There has been widespread anger and grief across China over the death of a doctor who tried to warn about the new coronavirus.
Li Wenliang died after contracting the virus while treating patients in Wuhan – the city in Hubei province that is at the epicentre of the outbreak.
In December he sent a message to fellow medics warning of a virus he thought looked like Sars – another deadly coronavirus. But he was told by police to “stop making false comments” and was investigated for “spreading rumours”.
China’s anti-corruption body said it would open an investigation into “issues involving Dr Li”.
Analysts say it is hard to recall an event in recent years that has triggered as much online grief, rage and mistrust against the Chinese government.
News of Dr Li’s death became the top trending topic on Chinese social media, garnering an estimated 1.5bn views.

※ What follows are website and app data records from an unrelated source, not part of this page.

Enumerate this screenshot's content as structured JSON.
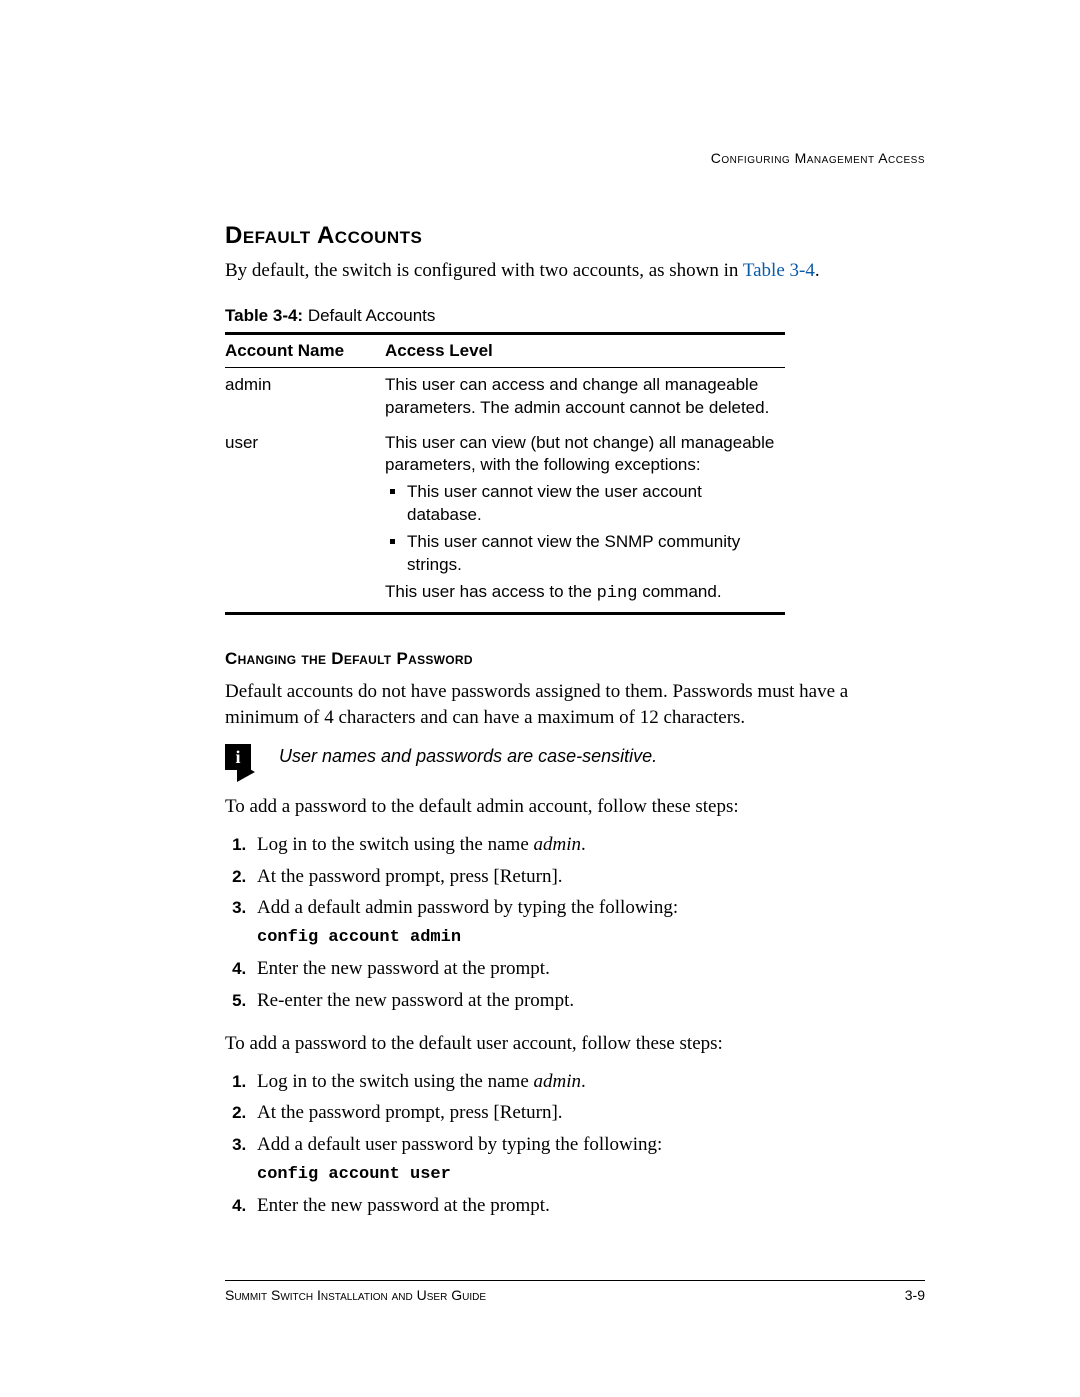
{
  "running_head": "Configuring Management Access",
  "section_title": "Default Accounts",
  "intro_prefix": "By default, the switch is configured with two accounts, as shown in ",
  "intro_link": "Table 3-4",
  "intro_suffix": ".",
  "table": {
    "label_bold": "Table 3-4:",
    "label_rest": "  Default Accounts",
    "headers": {
      "col1": "Account Name",
      "col2": "Access Level"
    },
    "rows": [
      {
        "name": "admin",
        "desc": "This user can access and change all manageable parameters. The admin account cannot be deleted."
      },
      {
        "name": "user",
        "desc": "This user can view (but not change) all manageable parameters, with the following exceptions:",
        "bullets": [
          "This user cannot view the user account database.",
          "This user cannot view the SNMP community strings."
        ],
        "after_pre": "This user has access to the ",
        "after_code": "ping",
        "after_post": " command."
      }
    ]
  },
  "subhead": "Changing the Default Password",
  "pwd_para": "Default accounts do not have passwords assigned to them. Passwords must have a minimum of 4 characters and can have a maximum of 12 characters.",
  "note": "User names and passwords are case-sensitive.",
  "admin_steps_intro": "To add a password to the default admin account, follow these steps:",
  "admin_steps": {
    "s1_pre": "Log in to the switch using the name ",
    "s1_name": "admin",
    "s1_post": ".",
    "s2": "At the password prompt, press [Return].",
    "s3": "Add a default admin password by typing the following:",
    "s3_cmd": "config account admin",
    "s4": "Enter the new password at the prompt.",
    "s5": "Re-enter the new password at the prompt."
  },
  "user_steps_intro": "To add a password to the default user account, follow these steps:",
  "user_steps": {
    "s1_pre": "Log in to the switch using the name ",
    "s1_name": "admin",
    "s1_post": ".",
    "s2": "At the password prompt, press [Return].",
    "s3": "Add a default user password by typing the following:",
    "s3_cmd": "config account user",
    "s4": "Enter the new password at the prompt."
  },
  "footer": {
    "left": "Summit Switch Installation and User Guide",
    "right": "3-9"
  }
}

China’s leadership had already faced accusations of downplaying the severity of the virus – and initially trying to keep it secret.
The government has admitted “shortcomings and deficiencies” in its response to the virus, which has now killed 636 people and infected 31,198 in mainland China.
What is the latest on the coronavirus?
- Uganda’s health ministry has placed more than 100 people in quarantine as a preventative measure against the possible spread of coronavirus
- A third person in the UK has tested positive for the virus, and is believed to have caught it in Singapore
- Singapore has raised its Disease Outbreak Response System Condition (Dorscon) level from yellow to orange. This means that the disease is deemed severe and spreads easily from person to person but has not spread widely and is being contained
- Equatorial Guinea’s president has said the oil-rich country will donate $2m (£1.5m) to aid its “sister nation” China. This is despite the fact that China boasts the world’s second-biggest economy
- The head of the World Health Organization (WHO) said officials were facing a “chronic shortage of personal protective equipment” such as masks and gowns. Tedros Adhanom Ghebreyesus said he would work to resolve “bottlenecks” in the supply chain
Chinese President Xi Jinping has told his US counterpart Donald Trump that China is “fully confident and capable of defeating the epidemic”. The country has introduced more restrictive measures to try to control the outbreak:
- The capital Beijing has banned group dining for events such as birthdays. Cities including Hangzhou and Nanchang are limiting how many family members can leave home each day
- Hubei province has switched off lifts in high-rise buildings to discourage residents from going outside.